In the present round of commentary, however, one claim in particular requires some response. Scribbling Woman makes the following assertion:
. . .all writing — all human endeavour — is political in one way or another. It could not be anything but, as we are all political creatures who exist in the world. The absolute disdain for politics of the aesthete is in itself a political choice. Of course, to a large extent when we are talking about artistic products, given our culture's continuing Romantic hangover, the inherent politics are not always overt or even conscious. But that does not mean that they are not there.
My criticism is not directed primarily at the author of this passage.
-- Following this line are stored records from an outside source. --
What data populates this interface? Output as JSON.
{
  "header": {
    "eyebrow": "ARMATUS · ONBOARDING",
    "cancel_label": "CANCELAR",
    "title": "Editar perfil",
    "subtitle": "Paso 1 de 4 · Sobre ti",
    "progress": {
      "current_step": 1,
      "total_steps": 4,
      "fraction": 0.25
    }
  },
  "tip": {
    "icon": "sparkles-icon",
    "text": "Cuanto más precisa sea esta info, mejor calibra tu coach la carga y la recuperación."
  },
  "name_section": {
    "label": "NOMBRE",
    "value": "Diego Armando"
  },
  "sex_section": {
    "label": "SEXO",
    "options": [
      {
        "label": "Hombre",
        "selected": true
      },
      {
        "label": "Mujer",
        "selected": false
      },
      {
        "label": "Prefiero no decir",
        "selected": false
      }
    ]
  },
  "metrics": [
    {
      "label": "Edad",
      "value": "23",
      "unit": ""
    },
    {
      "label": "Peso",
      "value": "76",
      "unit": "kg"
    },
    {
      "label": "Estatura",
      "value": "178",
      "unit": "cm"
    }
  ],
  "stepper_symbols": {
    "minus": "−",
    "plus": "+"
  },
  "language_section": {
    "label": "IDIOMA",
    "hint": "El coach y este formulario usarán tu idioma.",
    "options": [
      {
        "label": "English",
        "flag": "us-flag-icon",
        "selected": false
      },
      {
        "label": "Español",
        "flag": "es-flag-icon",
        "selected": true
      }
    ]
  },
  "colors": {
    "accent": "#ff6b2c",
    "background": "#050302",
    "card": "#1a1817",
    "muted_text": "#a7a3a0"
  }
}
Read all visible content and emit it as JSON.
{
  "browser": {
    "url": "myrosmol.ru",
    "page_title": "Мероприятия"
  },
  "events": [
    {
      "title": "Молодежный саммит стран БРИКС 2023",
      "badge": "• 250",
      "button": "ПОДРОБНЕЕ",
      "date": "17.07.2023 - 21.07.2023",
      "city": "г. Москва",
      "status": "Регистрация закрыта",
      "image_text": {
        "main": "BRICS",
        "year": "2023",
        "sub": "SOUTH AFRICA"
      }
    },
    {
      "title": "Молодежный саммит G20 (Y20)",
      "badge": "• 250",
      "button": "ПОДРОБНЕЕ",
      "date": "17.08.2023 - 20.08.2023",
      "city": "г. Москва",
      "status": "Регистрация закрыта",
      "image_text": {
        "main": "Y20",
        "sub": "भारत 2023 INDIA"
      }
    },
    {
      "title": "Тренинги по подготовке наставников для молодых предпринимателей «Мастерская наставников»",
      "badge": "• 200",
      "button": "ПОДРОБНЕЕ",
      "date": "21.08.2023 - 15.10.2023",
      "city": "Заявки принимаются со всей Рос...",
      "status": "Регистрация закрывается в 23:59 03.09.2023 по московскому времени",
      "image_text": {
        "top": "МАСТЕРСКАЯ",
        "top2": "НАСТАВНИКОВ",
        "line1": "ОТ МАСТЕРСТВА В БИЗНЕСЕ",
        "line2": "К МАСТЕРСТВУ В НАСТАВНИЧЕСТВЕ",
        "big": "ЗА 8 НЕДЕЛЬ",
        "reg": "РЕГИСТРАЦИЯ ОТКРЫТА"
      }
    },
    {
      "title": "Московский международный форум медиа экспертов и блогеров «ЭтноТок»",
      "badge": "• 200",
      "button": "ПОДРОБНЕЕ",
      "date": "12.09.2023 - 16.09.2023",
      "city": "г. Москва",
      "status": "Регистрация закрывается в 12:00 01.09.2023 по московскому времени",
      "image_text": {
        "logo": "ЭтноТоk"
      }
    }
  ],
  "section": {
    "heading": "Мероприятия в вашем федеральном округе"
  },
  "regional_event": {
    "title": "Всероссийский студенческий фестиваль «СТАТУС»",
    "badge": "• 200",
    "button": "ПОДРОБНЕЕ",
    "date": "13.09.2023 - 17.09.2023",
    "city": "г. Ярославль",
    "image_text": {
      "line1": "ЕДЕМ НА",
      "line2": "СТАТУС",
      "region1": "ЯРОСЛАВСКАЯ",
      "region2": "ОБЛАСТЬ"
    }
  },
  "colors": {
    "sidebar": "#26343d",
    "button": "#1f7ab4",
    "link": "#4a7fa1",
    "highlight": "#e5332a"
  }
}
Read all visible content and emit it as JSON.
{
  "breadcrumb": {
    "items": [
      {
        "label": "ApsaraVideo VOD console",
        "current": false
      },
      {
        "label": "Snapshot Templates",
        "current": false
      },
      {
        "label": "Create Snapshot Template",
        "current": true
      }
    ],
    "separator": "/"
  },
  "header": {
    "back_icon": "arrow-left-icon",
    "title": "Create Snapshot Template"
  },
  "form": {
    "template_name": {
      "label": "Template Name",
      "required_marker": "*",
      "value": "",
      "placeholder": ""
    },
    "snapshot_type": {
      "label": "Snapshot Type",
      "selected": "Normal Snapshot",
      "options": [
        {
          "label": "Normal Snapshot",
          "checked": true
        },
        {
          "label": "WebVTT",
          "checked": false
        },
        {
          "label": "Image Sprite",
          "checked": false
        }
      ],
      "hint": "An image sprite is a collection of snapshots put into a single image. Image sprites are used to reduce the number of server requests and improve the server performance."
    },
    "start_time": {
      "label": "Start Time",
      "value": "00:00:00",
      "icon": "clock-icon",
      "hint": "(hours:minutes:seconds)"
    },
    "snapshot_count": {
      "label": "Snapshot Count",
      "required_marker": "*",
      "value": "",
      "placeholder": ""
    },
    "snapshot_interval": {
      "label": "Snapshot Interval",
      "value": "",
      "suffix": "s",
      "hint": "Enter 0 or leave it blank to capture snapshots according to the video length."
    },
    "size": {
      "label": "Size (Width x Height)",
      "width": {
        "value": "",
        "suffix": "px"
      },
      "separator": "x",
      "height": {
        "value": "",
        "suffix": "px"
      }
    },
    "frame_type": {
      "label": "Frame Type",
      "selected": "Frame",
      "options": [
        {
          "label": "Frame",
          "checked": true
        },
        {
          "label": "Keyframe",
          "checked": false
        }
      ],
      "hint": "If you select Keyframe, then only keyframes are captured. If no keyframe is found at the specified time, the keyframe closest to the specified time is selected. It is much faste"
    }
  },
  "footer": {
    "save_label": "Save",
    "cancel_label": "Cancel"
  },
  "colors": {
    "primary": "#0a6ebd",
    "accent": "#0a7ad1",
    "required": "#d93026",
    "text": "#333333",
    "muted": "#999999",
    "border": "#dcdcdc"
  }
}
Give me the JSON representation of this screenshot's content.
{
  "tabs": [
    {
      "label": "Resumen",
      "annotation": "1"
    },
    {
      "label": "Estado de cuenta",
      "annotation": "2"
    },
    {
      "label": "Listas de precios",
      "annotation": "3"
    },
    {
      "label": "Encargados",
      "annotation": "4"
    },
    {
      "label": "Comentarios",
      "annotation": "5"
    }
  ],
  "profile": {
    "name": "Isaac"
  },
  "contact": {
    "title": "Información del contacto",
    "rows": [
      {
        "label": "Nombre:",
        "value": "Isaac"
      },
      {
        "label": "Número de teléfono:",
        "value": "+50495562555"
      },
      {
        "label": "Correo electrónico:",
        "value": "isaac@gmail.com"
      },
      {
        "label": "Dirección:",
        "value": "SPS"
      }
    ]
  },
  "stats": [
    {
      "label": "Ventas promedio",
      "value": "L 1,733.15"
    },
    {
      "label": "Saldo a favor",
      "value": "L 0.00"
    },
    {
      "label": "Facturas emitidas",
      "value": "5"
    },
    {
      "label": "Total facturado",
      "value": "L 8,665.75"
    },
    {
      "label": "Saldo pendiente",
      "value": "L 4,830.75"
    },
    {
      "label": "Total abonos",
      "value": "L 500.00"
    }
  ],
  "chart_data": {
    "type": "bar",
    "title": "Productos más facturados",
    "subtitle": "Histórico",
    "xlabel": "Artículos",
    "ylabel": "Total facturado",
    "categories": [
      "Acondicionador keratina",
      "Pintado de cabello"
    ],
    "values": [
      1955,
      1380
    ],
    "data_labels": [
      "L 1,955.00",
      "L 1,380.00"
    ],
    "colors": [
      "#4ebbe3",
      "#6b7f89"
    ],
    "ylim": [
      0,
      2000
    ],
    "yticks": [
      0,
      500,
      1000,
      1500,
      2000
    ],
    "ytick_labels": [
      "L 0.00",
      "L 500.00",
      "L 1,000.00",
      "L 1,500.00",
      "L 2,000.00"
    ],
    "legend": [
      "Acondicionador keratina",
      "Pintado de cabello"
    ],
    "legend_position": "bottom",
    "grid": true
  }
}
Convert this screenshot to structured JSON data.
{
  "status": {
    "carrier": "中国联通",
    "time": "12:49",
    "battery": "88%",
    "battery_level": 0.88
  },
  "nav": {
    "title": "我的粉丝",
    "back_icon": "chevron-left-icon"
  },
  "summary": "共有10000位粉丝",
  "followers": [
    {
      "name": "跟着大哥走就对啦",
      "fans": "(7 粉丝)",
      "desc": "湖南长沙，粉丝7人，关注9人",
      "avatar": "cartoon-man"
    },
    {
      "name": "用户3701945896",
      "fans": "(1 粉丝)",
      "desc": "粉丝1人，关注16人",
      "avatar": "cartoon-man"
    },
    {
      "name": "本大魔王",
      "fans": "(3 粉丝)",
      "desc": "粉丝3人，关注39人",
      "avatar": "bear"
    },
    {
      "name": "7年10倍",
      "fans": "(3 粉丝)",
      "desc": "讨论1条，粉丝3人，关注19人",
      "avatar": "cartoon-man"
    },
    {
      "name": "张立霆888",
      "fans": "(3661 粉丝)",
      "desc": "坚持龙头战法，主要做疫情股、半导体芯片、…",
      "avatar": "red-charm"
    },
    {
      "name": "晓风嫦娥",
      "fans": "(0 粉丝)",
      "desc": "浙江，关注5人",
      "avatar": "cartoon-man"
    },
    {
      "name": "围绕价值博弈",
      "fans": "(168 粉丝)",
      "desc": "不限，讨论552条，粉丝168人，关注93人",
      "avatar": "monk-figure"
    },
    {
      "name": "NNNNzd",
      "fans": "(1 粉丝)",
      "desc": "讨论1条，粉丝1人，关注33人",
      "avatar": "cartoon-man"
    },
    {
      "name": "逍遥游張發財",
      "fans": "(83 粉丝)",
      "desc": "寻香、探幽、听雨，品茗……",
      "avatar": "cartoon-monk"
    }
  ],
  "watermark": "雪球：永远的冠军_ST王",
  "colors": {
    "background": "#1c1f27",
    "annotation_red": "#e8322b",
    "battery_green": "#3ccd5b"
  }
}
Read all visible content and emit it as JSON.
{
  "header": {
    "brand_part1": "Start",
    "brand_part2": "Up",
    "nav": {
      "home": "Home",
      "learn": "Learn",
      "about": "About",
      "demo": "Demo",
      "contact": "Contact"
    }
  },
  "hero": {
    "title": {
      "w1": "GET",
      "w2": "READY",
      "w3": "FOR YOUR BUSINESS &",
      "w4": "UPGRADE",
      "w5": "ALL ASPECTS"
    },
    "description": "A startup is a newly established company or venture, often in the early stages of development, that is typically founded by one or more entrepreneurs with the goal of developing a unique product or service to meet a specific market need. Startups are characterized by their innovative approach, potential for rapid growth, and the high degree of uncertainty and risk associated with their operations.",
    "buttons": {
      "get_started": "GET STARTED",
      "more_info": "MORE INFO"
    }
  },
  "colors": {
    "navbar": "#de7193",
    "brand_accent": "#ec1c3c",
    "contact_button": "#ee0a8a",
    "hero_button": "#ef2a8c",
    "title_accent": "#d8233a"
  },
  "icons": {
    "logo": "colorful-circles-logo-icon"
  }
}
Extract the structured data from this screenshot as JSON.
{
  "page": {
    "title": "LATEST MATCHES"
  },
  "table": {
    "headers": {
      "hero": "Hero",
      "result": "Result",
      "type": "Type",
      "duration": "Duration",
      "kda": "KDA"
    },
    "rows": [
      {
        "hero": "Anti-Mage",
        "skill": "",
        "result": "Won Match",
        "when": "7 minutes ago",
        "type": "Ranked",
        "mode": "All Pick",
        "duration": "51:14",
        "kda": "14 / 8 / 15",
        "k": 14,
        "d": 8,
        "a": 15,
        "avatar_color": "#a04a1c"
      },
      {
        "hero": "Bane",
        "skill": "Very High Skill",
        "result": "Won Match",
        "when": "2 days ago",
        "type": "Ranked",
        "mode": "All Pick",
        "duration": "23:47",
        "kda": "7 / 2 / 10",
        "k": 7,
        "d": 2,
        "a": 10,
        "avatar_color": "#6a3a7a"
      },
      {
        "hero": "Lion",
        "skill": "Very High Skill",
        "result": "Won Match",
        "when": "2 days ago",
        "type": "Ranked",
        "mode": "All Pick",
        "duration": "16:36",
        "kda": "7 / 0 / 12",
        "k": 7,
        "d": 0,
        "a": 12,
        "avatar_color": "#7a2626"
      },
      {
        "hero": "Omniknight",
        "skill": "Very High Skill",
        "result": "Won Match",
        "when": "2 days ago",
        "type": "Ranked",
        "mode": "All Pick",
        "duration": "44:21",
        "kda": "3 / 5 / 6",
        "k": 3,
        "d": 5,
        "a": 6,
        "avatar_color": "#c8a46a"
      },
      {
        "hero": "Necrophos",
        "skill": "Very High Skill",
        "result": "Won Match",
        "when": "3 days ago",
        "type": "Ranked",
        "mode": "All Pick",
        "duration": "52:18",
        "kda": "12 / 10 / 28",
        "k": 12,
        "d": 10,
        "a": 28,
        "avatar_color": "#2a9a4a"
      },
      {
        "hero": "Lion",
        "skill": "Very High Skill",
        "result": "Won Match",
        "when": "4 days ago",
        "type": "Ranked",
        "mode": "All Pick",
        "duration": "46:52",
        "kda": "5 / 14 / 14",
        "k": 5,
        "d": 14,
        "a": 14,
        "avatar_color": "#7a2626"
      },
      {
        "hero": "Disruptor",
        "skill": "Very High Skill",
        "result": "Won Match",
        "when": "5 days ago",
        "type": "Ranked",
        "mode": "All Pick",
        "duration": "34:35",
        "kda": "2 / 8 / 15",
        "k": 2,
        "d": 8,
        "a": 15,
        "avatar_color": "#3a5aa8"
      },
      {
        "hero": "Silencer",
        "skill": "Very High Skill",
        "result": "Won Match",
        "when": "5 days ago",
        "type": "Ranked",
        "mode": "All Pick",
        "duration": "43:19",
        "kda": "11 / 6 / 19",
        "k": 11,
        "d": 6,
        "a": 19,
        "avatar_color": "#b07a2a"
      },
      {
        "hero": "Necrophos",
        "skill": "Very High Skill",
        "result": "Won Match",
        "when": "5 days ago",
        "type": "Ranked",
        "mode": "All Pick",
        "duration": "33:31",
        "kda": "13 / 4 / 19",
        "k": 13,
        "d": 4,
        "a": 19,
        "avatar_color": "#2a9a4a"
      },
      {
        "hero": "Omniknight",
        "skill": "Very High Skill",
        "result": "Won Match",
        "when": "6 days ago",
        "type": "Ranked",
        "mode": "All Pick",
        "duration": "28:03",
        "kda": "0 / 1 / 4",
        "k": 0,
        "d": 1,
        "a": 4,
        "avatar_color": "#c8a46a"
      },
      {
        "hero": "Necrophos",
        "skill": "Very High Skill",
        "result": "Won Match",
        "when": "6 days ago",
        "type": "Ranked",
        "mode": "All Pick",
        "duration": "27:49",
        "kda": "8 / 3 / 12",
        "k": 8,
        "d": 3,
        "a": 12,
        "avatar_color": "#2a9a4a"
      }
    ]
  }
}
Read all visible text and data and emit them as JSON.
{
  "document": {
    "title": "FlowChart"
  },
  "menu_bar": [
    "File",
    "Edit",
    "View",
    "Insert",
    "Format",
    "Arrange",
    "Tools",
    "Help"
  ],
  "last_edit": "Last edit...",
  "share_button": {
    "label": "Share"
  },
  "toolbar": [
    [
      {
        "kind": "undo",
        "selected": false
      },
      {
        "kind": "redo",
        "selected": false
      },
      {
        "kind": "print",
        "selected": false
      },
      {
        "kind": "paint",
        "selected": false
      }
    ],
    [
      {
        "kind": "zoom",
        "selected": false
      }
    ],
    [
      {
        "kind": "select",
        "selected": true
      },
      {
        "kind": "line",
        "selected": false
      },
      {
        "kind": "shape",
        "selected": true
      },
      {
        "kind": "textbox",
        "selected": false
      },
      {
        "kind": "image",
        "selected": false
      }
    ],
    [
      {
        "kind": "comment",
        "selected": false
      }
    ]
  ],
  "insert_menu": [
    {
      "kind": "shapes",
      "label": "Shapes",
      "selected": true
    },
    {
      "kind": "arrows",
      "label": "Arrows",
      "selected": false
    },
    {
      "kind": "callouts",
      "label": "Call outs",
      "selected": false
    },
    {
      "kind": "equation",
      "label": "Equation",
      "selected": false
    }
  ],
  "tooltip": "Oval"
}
Unfortunately, she repeats what has become a mantra chanted incessantly by many current academic critics, an invocation of "politics" so all-encompassing as to make any disagreement with it almost literally impossible (anything you say is "political") and so final in its judgment as to safely keep anyone who wishes to study literature rather than its political exploitation decidedly in his/her marginal place.
I'm perfectly willing to accept the label of "aesthete," although I know it's meant to be a term of horrible abuse. Speaking as one of these aberrant creatures, I will state categorically that my expectation that art will be "aesthetic" has no political content at all. None. It's not a disdain for politics, just a recognition that politics and aesthetics aren't the same thing. I have political views about politics and aesthetic views about art. You can mix the two if you wish, but don't tell me that in refusing to do so I'm doing it anyway. And I don't have any political views that are covert or unconscious. They're all out in the open (in the appropriate forum), and I happen to feel strongly about them. The assertion that they must be unconscious is just Freudianism smuggled into politics.
This totalizing view of the scope of the political is itself finally just a choice, a preference for politics over art, a way of maintaining that politics is the most important subject with which a serious person ought to occupy him/herself. It's a view that's now pandemic in the academy. If we are all "political creatures who exist in the world," are we not also "sociological creatures," "historical creatures," "cultural creatures," "economic creatures"? Such abstractions are so cosmically extended as to be meaningless. And to say that politics is everything, of course, is ultimately to say that politics is nothing in particular. If by saying everyone is "political" we mean everyone has his/her interests all well and good, but this is not the way "political" is used in the argument that all art is political art.
Frequently various "thinkers" are here invoked as authorities who have supposedly "established" that politics pervades everything (Marx or Baudrillard or Althusser or whomever). I've read these writers too, and to the extent they say that art is always political they don't know what they're talking about. They trivialize art and politics alike, and collapsing the distinction between the two is actually a way of avoiding thinking. (Although it's often the uninformed distortions of these thinkers that are really to blame.) No matter how many such thinkers are piled atop one another, the belief that "all writing is political in one way or another" is just a way of justifying one's own preference for politics and polemics over literature. I understand why some people prefer these things (although most can't seem to understand why I don't), but simply repeating the formula that all writing is political doesn't make it so.
There's nothing "Romantic" about my status as as aesthete. I think in fact that it's quite pragmatic. There's art and there's politics. "Political art" does exist, but it's not all art. Sometimes when we read works of literature we have an "aesthetic" experience, sometimes we can limit this experience to whatever political implications we can squeeze out of it. I think this latter is a very impoverished concept of reading, but I would. To say finally that all human endeavor is political (including the effort to create art) would be a pretty sad commentary on human potential, if it were true.